• [WORK INSTRUCTION]:
Read the lines below and count those that have the word "Católica". Respond with the number only.
═════ EXTRACTED ENTRIES ═════
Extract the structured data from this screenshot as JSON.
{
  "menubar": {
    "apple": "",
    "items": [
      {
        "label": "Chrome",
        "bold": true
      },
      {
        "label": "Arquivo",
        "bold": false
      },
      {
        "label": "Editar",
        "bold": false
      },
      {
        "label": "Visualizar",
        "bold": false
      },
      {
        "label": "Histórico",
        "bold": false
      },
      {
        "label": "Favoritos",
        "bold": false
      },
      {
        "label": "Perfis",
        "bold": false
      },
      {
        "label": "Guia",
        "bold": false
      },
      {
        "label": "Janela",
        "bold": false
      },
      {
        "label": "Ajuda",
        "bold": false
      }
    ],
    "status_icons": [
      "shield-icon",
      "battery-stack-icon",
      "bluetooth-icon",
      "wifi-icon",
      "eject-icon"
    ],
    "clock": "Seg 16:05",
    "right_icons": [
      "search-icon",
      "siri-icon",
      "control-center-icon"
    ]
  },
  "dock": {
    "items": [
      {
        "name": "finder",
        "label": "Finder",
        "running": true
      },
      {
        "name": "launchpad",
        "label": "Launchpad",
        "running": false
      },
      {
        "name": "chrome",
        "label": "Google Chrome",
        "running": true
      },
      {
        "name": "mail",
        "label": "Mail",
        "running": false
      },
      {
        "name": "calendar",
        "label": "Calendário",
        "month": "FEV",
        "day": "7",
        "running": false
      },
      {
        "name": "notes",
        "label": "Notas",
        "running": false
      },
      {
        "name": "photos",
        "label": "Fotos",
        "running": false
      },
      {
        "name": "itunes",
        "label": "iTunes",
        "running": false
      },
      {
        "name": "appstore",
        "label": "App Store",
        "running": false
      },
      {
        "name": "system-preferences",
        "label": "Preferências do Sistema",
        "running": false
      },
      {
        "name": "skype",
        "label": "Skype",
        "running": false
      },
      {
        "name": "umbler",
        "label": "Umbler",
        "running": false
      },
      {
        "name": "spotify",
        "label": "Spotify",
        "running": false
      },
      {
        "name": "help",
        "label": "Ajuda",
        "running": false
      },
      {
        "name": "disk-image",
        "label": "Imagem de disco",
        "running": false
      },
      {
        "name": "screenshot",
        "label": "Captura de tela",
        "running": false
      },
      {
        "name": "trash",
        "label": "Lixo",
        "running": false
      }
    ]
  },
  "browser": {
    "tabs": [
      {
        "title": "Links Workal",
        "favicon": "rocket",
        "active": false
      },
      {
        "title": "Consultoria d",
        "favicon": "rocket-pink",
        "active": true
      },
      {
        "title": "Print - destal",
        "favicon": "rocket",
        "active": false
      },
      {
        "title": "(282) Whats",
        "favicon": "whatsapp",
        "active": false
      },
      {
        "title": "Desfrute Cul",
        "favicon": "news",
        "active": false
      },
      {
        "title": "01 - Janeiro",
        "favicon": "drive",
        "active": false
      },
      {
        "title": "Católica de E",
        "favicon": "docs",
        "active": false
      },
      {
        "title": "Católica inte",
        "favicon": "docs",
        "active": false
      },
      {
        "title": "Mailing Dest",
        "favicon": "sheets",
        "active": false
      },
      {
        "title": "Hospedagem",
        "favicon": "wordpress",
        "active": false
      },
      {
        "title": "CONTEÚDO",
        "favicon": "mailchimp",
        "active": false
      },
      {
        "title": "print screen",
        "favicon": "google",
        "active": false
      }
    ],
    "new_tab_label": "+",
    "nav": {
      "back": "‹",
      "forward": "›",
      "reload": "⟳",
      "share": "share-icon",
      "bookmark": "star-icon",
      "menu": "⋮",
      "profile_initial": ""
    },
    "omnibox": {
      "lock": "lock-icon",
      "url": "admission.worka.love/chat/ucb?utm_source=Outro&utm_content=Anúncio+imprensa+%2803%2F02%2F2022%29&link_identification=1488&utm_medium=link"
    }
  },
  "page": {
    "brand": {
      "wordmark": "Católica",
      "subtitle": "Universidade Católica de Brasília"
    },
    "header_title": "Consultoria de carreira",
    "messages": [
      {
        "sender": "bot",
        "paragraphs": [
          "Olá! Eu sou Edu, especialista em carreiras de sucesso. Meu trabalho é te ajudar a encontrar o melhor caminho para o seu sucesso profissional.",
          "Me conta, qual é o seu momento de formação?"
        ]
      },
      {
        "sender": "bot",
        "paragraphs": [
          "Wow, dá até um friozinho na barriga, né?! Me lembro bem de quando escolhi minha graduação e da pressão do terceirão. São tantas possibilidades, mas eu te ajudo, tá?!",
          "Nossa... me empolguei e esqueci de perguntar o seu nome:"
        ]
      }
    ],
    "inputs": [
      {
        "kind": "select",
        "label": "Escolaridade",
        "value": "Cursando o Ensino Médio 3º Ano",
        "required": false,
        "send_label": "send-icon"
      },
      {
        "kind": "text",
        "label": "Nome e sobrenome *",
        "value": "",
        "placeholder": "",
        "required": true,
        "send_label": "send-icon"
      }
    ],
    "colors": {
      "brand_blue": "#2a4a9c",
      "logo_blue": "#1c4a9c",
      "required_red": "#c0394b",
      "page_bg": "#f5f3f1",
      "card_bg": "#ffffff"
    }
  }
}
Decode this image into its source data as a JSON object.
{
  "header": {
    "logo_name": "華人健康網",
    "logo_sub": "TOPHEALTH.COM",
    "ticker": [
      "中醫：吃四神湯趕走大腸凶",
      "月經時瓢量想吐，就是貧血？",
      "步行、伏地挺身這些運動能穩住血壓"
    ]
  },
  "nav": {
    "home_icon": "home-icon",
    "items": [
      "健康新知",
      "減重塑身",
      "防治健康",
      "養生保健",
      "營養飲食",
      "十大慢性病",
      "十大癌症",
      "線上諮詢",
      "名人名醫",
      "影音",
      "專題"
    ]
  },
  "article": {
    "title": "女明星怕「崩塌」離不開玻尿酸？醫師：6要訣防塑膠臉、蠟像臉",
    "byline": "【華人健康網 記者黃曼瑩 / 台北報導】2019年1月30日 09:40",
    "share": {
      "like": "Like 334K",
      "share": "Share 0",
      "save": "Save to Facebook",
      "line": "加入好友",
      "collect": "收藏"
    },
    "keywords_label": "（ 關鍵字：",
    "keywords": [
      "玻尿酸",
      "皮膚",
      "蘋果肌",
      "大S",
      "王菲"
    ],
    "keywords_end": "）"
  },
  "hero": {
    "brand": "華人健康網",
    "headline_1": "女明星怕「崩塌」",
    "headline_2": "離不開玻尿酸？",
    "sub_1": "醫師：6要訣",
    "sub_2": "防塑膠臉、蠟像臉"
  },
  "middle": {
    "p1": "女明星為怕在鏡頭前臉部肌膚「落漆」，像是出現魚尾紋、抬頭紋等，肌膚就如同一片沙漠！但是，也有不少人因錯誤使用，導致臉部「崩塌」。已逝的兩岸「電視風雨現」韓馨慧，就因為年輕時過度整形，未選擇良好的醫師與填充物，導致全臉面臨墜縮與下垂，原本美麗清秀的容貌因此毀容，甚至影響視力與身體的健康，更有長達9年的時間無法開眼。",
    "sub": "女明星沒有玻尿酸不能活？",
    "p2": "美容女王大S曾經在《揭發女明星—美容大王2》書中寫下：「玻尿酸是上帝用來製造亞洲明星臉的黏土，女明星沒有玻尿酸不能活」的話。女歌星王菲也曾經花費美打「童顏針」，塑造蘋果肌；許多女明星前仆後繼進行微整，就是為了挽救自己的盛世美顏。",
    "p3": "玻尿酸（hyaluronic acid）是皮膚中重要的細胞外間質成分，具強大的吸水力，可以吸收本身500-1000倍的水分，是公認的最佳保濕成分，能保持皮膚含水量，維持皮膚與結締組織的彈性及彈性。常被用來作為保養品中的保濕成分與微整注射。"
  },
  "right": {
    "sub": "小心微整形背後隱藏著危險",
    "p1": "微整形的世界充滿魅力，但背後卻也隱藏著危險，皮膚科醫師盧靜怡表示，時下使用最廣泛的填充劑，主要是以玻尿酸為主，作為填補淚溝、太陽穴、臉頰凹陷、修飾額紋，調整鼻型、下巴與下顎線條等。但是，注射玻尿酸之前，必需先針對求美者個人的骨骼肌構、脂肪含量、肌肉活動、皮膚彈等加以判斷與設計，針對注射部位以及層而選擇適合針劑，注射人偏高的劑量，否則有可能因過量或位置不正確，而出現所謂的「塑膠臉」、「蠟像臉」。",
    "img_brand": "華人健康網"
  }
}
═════
• [SOLUTION TO THE EXERCISE]:
4